• _What to produce_
Retype the data that follows, keeping every character the same.

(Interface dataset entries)

_ _ _ _ _ _ _

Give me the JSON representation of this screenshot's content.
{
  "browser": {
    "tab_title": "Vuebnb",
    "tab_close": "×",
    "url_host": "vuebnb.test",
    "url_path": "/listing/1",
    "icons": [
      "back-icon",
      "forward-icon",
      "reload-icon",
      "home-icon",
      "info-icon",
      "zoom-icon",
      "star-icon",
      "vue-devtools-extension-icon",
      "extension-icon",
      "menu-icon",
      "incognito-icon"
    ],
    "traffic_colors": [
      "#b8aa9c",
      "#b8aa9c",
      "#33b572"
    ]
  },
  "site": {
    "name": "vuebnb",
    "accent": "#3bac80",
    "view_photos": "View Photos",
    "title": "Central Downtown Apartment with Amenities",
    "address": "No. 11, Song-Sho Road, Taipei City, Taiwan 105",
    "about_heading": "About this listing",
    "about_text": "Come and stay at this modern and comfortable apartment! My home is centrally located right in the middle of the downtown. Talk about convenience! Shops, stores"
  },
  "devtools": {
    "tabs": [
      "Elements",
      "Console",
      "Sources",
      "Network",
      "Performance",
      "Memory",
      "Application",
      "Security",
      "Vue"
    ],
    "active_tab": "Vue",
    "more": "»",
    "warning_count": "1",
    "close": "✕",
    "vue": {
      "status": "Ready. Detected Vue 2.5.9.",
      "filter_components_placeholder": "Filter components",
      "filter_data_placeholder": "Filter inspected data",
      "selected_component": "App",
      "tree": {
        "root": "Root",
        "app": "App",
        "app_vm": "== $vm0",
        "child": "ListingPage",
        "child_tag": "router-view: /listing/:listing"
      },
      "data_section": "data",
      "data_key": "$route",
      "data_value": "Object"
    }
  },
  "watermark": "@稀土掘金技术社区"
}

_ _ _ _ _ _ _

• _Solution for this exercise_
Give me the JSON representation of this screenshot's content.
{
  "browser": {
    "tab_title": "Vuebnb",
    "tab_close": "×",
    "url_host": "vuebnb.test",
    "url_path": "/listing/1",
    "icons": [
      "back-icon",
      "forward-icon",
      "reload-icon",
      "home-icon",
      "info-icon",
      "zoom-icon",
      "star-icon",
      "vue-devtools-extension-icon",
      "extension-icon",
      "menu-icon",
      "incognito-icon"
    ],
    "traffic_colors": [
      "#b8aa9c",
      "#b8aa9c",
      "#33b572"
    ]
  },
  "site": {
    "name": "vuebnb",
    "accent": "#3bac80",
    "view_photos": "View Photos",
    "title": "Central Downtown Apartment with Amenities",
    "address": "No. 11, Song-Sho Road, Taipei City, Taiwan 105",
    "about_heading": "About this listing",
    "about_text": "Come and stay at this modern and comfortable apartment! My home is centrally located right in the middle of the downtown. Talk about convenience! Shops, stores"
  },
  "devtools": {
    "tabs": [
      "Elements",
      "Console",
      "Sources",
      "Network",
      "Performance",
      "Memory",
      "Application",
      "Security",
      "Vue"
    ],
    "active_tab": "Vue",
    "more": "»",
    "warning_count": "1",
    "close": "✕",
    "vue": {
      "status": "Ready. Detected Vue 2.5.9.",
      "filter_components_placeholder": "Filter components",
      "filter_data_placeholder": "Filter inspected data",
      "selected_component": "App",
      "tree": {
        "root": "Root",
        "app": "App",
        "app_vm": "== $vm0",
        "child": "ListingPage",
        "child_tag": "router-view: /listing/:listing"
      },
      "data_section": "data",
      "data_key": "$route",
      "data_value": "Object"
    }
  },
  "watermark": "@稀土掘金技术社区"
}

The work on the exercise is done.